= EXERCISE OBJECTIVE =
Tell how many lines in the data hold "value", giving that figure alone.

= INFORMATION GIVEN =
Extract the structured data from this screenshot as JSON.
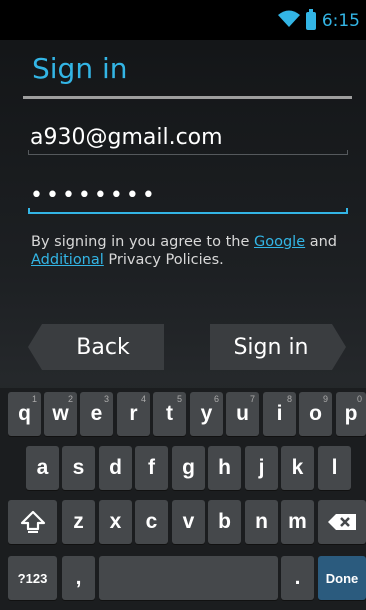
{
  "status_bar": {
    "time": "6:15"
  },
  "title": "Sign in",
  "email": {
    "value": "a930@gmail.com"
  },
  "password": {
    "value": "••••••••"
  },
  "policy": {
    "prefix": "By signing in you agree to the ",
    "link1": "Google",
    "middle": " and ",
    "link2": "Additional",
    "suffix": " Privacy Policies."
  },
  "buttons": {
    "back": "Back",
    "sign_in": "Sign in"
  },
  "keyboard": {
    "row1": [
      {
        "k": "q",
        "h": "1"
      },
      {
        "k": "w",
        "h": "2"
      },
      {
        "k": "e",
        "h": "3"
      },
      {
        "k": "r",
        "h": "4"
      },
      {
        "k": "t",
        "h": "5"
      },
      {
        "k": "y",
        "h": "6"
      },
      {
        "k": "u",
        "h": "7"
      },
      {
        "k": "i",
        "h": "8"
      },
      {
        "k": "o",
        "h": "9"
      },
      {
        "k": "p",
        "h": "0"
      }
    ],
    "row2": [
      "a",
      "s",
      "d",
      "f",
      "g",
      "h",
      "j",
      "k",
      "l"
    ],
    "row3": [
      "z",
      "x",
      "c",
      "v",
      "b",
      "n",
      "m"
    ],
    "symbols": "?123",
    "comma": ",",
    "period": ".",
    "done": "Done"
  },
  "colors": {
    "accent": "#33b5e5"
  }
}
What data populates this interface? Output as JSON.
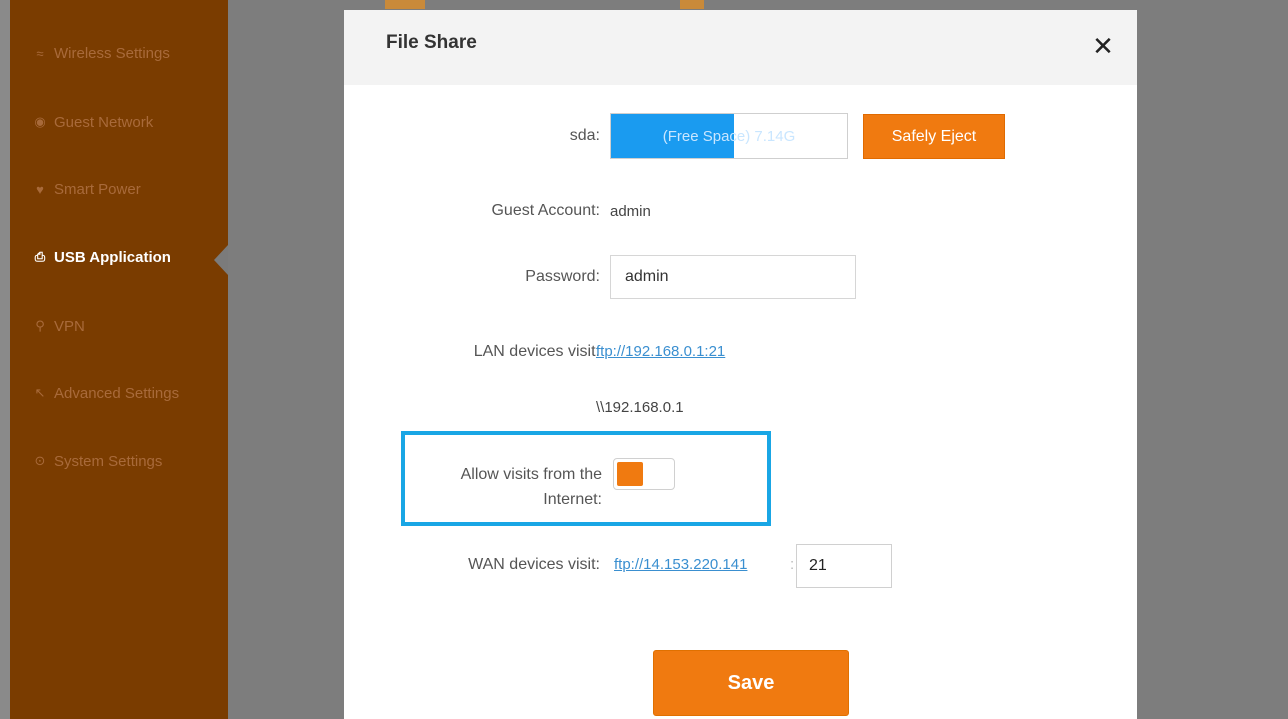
{
  "sidebar": {
    "items": [
      {
        "label": "Wireless Settings",
        "icon": "wifi-icon",
        "glyph": "≈",
        "active": false
      },
      {
        "label": "Guest Network",
        "icon": "guest-icon",
        "glyph": "◉",
        "active": false
      },
      {
        "label": "Smart Power",
        "icon": "bulb-icon",
        "glyph": "♥",
        "active": false
      },
      {
        "label": "USB Application",
        "icon": "usb-icon",
        "glyph": "⎙",
        "active": true
      },
      {
        "label": "VPN",
        "icon": "vpn-icon",
        "glyph": "⚲",
        "active": false
      },
      {
        "label": "Advanced Settings",
        "icon": "wrench-icon",
        "glyph": "↖",
        "active": false
      },
      {
        "label": "System Settings",
        "icon": "gear-icon",
        "glyph": "⊙",
        "active": false
      }
    ]
  },
  "modal": {
    "title": "File Share",
    "close_glyph": "✕",
    "storage": {
      "label": "sda:",
      "text": "(Free Space) 7.14G",
      "used_fraction": 0.52,
      "eject_label": "Safely Eject"
    },
    "guest_account": {
      "label": "Guest Account:",
      "value": "admin"
    },
    "password": {
      "label": "Password:",
      "value": "admin"
    },
    "lan": {
      "label": "LAN devices visit:",
      "ftp": "ftp://192.168.0.1:21",
      "smb": "\\\\192.168.0.1"
    },
    "internet": {
      "label": "Allow visits from the Internet:",
      "enabled": true
    },
    "wan": {
      "label": "WAN devices visit:",
      "ftp": "ftp://14.153.220.141",
      "port": "21"
    },
    "save_label": "Save"
  },
  "colors": {
    "accent": "#f07a10",
    "sidebar": "#7a3c00",
    "highlight": "#19a6e5",
    "storage_fill": "#1a9bf0"
  }
}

= SOLUTION TO THE PROBLEM =
4